All tours organized by Dragon Trekkers and Tours are escorted by well trained, knowledgeable and English speaking guides Certified by Tourism Council of Bhutan. The services of Japanese, English, German and other languages-speaking guides could also be provided with prior information and on additional cost.
Bhutanese delicacies are rich with spicy chilies and cheese. Dragon Trekkers and Tours have a list of selected hotels and lodges which offers delicious Chinese, Continental, Bhutanese and Indian Cuisine. Even on treks, Dragon Trekkers and Tours will provide you with well trained cooks who will prepare dishes suitable to western taste ranging from Continental to Chinese and Bhutanese to Indian.
The central valleys of Punakha, Wangdiphodrang, Mongar, Trashigang and Lhuntsi enjoy a semi tropical climate with very cool winters, while Thimphu, Trongsa and Bumthang have a much harsher climate, with heavy monsoon rains in the summer and heavy snow-fall in the winter, which often blocks the passes leading into the central valleys.
Winter in Bhutan is from mid-November until mid-March, and at this time of the year the climate is dry, with daytime temperatures sometimes falling below zero Celsius. The monsoon usually arrives in mid-June, with the rain falling mainly in the afternoons and evenings. At the end of September, after the last of the big rains, autumn suddenly arrives, and is a magnificent season for trekking until November. The southern part of Bhutan is tropical, and in general the east of Bhutan is warmer than the west of the country.
For protection against cold-layered clothing is better than a few thick ones, so choose your cloths accordingly. We advise our visitors to carry cloths preferably made from natural materials, which allow the body to breathe better. You will be offending people if you walk around in skimpy or tight fitting clothes. Although there are normally opportunities to wear shorts, we would advise women to wear skirts or loose trousers, men should not wear singlet. During visit of Monasteries, Dzongs (Fortress) and other religious institutions we advise our visitor not to wear shorts & hats.

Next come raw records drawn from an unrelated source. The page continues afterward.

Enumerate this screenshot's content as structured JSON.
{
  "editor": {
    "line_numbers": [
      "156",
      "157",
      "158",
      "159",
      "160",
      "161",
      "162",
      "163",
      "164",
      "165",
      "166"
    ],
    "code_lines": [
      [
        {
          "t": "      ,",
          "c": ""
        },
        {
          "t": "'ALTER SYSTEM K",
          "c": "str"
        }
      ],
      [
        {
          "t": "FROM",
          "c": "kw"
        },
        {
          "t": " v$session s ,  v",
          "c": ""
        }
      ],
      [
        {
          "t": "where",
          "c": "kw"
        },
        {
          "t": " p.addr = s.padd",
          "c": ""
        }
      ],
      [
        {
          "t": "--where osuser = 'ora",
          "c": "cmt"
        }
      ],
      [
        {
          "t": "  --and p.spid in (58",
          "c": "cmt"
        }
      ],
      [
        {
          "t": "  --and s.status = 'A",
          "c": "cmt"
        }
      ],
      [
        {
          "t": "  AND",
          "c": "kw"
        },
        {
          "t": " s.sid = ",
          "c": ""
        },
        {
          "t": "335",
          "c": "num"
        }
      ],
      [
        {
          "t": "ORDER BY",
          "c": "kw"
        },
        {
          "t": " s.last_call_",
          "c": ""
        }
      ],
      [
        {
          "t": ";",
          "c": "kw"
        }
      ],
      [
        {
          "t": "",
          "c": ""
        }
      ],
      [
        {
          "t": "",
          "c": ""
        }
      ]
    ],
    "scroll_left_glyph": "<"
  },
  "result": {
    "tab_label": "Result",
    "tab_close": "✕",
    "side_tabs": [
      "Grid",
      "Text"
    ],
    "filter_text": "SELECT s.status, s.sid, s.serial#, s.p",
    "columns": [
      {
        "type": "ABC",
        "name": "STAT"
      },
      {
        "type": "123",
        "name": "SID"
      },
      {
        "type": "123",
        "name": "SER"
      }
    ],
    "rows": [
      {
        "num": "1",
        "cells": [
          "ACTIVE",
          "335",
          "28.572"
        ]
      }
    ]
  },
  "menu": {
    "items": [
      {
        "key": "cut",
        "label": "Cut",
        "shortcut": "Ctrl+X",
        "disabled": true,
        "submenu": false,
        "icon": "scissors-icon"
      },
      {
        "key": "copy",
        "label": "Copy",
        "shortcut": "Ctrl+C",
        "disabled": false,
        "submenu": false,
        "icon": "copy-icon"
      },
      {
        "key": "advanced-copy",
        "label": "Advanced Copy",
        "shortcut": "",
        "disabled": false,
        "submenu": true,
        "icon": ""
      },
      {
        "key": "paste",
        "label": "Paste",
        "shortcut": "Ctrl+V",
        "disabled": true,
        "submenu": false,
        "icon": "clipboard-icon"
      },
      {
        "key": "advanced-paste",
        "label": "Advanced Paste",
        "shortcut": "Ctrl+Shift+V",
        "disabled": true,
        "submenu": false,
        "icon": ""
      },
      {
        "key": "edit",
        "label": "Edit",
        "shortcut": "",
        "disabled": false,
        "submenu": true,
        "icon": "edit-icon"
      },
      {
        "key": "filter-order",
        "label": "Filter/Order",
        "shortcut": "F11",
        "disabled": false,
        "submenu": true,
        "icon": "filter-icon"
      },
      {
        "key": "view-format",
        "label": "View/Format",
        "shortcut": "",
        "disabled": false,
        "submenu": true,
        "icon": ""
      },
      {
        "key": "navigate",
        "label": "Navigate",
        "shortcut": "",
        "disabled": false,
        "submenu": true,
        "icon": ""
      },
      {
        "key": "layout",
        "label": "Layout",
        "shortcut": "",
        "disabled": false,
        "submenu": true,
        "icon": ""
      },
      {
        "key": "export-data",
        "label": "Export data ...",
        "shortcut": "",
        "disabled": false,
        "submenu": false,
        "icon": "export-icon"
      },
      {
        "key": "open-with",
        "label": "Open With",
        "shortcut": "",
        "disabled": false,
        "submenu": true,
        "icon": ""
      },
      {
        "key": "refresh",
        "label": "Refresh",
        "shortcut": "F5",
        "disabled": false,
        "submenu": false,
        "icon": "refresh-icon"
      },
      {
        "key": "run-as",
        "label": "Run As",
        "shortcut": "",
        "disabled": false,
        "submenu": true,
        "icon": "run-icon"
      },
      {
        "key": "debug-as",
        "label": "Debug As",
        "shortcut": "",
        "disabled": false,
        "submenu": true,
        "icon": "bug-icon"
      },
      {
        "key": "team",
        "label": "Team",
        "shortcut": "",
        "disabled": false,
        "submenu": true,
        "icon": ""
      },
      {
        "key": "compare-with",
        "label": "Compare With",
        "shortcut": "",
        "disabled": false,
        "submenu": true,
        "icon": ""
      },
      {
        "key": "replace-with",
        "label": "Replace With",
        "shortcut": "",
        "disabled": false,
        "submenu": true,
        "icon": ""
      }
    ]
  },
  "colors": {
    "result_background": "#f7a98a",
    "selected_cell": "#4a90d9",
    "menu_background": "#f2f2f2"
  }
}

Other then clothing, we advise you to have carried with you a pair of sunglasses, spare contact lenses, a pair of casual shoes, extra camera films and other accessories.
The photographic opportunities on all trips are immense. You will also wish to record the local people, their houses and shops etc. Always ask by gesture if it is ok to do so. Don’t take your destination as living museum. While visiting Dzong, Monasteries, Religious institutions and Museums, please follow your guide’s instruction carefully and always ask your guide if it ok to take pictures in those areas. Slide film is more difficult to find. Bring enough batteries if you use lithium batteries.
Buying and selling of antiques is strictly forbidden in the Kingdom. You may buy country’s postage stamps for your own collection, hand woven fabrics, woven baskets, wood made products as bowls, status and etc, handmade paper, scroll paintings (Thangkas) and other available goods.
In general, tipping is neither compulsory nor there is any fixed amount and the bottom line in determining whether and how much to tip is to ask yourself how much the individual did to make your travel more enjoyable.
In Bhutan, electricity runs 220/240 volts. If you do bring electrical appliances, take along an international converter kit complete with a set of adapter plugs.
Smoking or Use of Tobacco Products
Use of Tobacco products is prohibited and illegal in Bhutan. If you are a tobacco user, then you are allowed to get few amounts for your personal usage after you pay 200% tax. We would let you know more on your inquiry about this.